Exchange of the U.S. ratification for the U.S.S.R. ratification.
Proclamation of the treaty by the President.

The steps to be taken with respect to the ABM Treaty should in part follow and in general parallel the steps remaining to be taken with respect to the Interim Agreement. Once the Senate and the House approve S.J. Res. 241, authorizing the President to approve the Interim Agreement, the next steps are:

Signature by the President of S.J. Res. 241.
Signature by the President of the U.S. written notice of acceptance of the interim Agreement (called for by Article VIII.)
Exchange of the U.S. and the U.S.S.R. written notices of acceptance of the Interim Agreement. (Under Article VIII of that Agreement the exchange of the notices is to take place simultaneously with the exchange of instruments of ratification of the ABM Treaty.)
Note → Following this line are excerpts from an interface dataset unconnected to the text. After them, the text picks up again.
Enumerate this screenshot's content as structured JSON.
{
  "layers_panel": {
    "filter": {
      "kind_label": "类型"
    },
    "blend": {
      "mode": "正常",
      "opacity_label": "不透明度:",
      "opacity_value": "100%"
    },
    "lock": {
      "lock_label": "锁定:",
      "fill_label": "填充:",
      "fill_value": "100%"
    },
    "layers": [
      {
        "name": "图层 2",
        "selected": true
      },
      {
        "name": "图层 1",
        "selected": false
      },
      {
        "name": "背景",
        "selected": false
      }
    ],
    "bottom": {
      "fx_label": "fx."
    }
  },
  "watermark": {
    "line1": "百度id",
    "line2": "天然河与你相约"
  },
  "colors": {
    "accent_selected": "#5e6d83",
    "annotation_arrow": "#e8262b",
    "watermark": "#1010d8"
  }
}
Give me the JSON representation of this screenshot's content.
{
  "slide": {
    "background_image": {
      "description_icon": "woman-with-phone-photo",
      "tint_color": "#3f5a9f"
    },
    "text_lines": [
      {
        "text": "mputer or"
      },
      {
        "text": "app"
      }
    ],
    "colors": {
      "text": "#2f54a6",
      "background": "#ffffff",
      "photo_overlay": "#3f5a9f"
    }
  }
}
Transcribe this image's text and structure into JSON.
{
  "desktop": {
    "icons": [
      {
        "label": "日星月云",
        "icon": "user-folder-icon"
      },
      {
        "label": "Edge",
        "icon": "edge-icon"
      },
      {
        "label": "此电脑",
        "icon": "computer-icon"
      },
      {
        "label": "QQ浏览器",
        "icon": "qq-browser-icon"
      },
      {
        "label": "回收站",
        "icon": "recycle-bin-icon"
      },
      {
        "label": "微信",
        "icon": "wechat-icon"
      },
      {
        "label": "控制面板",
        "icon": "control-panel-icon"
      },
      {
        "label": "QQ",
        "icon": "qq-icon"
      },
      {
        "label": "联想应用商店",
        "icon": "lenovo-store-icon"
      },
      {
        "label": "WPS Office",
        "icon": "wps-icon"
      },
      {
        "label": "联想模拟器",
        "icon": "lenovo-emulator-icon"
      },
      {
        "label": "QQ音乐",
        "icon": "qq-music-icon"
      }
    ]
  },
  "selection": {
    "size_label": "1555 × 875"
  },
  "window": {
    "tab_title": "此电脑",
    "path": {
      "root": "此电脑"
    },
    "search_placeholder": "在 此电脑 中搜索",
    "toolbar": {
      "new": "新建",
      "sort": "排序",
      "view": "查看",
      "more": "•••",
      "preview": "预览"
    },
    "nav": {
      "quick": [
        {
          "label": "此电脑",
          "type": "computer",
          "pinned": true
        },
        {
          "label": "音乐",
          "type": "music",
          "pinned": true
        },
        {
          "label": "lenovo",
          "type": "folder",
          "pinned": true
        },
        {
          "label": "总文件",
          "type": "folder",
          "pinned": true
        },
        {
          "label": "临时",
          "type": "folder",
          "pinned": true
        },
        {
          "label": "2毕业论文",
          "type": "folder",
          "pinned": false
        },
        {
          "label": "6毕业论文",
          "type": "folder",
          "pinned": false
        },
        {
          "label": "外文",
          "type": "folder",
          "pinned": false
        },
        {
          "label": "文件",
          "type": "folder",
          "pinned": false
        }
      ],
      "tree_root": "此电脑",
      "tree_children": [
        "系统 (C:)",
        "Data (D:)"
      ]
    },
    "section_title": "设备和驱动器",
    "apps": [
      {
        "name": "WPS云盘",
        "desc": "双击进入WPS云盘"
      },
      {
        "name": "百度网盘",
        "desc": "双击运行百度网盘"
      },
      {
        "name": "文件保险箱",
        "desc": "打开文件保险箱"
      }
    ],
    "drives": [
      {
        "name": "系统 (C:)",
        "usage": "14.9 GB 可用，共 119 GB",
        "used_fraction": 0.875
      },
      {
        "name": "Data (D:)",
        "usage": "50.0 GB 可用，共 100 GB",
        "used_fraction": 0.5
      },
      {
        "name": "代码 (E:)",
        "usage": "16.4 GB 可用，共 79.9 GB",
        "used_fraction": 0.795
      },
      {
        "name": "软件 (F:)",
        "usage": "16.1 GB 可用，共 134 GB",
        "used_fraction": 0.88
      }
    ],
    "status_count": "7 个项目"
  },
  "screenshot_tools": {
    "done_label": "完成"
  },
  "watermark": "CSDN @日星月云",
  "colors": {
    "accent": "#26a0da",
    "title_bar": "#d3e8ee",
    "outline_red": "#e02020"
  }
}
The ABM Treaty does not specify where instruments of ratification are to be exchanged nor does the Interim Agreement specify where the written notices of acceptances are to be exchanged. It is customary when a treaty is signed in the capital of one country to exchange ratification in the capital of the other country. Therefore the ratifications and written notices of acceptance should be exchanged in Washington as the treaty and agreement were signed in Moscow.

It would be appropriate to hold a public ceremony for any or all of the above mentioned steps.

R.T. Curran 3
  1. Source: National Archives, Nixon Presidential Materials, NSC Files, Box 842, ABMMIRV, ABM System, Vol. VII, August 1971. Limited Official Use.
  2. The Senate voted 88–2 in favor of the ABM Treaty.
  3. Curran signed above Miller’s typed name.